WHAT NEEDS TO BE DONE: The word "structured" occurs in some lines of the data. Return each such line.

Interface dataset entries:
__________________________________________________
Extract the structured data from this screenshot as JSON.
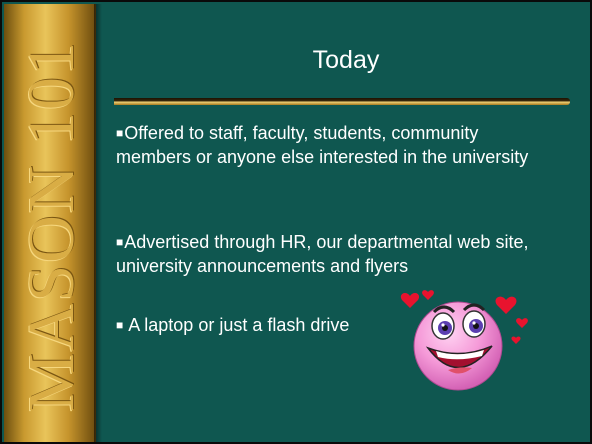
{
  "sidebar": {
    "text": "MASON 101"
  },
  "slide": {
    "title": "Today",
    "bullets": [
      "Offered to staff, faculty, students, community members or anyone else interested in the university",
      "Advertised through HR, our departmental web site, university announcements and flyers",
      " A laptop or just a  flash drive"
    ]
  },
  "colors": {
    "background": "#0f5750",
    "gold": "#d9ad45",
    "text": "#ffffff"
  },
  "icons": {
    "emoji": "heart-eyes-smiley-icon"
  }
}
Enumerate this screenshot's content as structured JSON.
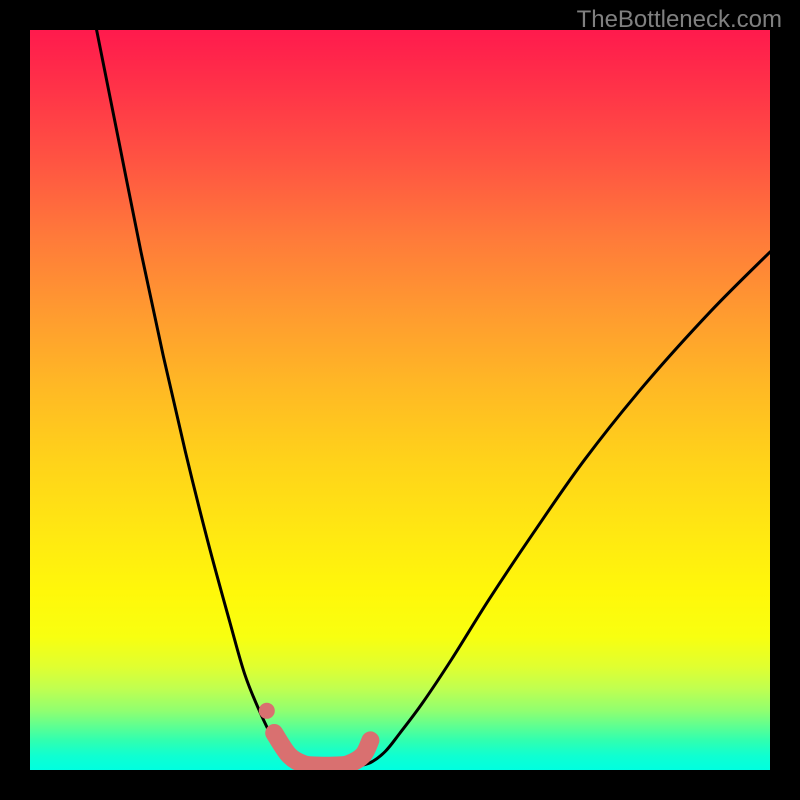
{
  "watermark": "TheBottleneck.com",
  "chart_data": {
    "type": "line",
    "title": "",
    "xlabel": "",
    "ylabel": "",
    "xlim": [
      0,
      100
    ],
    "ylim": [
      0,
      100
    ],
    "grid": false,
    "series": [
      {
        "name": "curve-left",
        "color": "#000000",
        "x": [
          9,
          12,
          15,
          18,
          21,
          24,
          27,
          29,
          31,
          33,
          35,
          36,
          37,
          38
        ],
        "y": [
          100,
          85,
          70,
          56,
          43,
          31,
          20,
          13,
          8,
          4,
          2,
          1,
          0.5,
          0.5
        ]
      },
      {
        "name": "curve-right",
        "color": "#000000",
        "x": [
          44,
          46,
          48,
          50,
          53,
          57,
          62,
          68,
          75,
          83,
          92,
          100
        ],
        "y": [
          0.5,
          1,
          2.5,
          5,
          9,
          15,
          23,
          32,
          42,
          52,
          62,
          70
        ]
      },
      {
        "name": "highlight-segment",
        "color": "#d97070",
        "x": [
          33,
          35,
          37,
          39,
          41,
          43,
          45,
          46
        ],
        "y": [
          5,
          2,
          0.8,
          0.6,
          0.6,
          0.8,
          2,
          4
        ]
      },
      {
        "name": "highlight-dot",
        "color": "#d97070",
        "type": "scatter",
        "x": [
          32
        ],
        "y": [
          8
        ]
      }
    ],
    "gradient_background": {
      "top_color": "#ff1a4d",
      "bottom_color": "#00ffe0",
      "description": "vertical red-orange-yellow-green gradient"
    }
  }
}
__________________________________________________
ANSWER SECTION:
Extract the structured data from this screenshot as JSON.
Enumerate this screenshot's content as structured JSON.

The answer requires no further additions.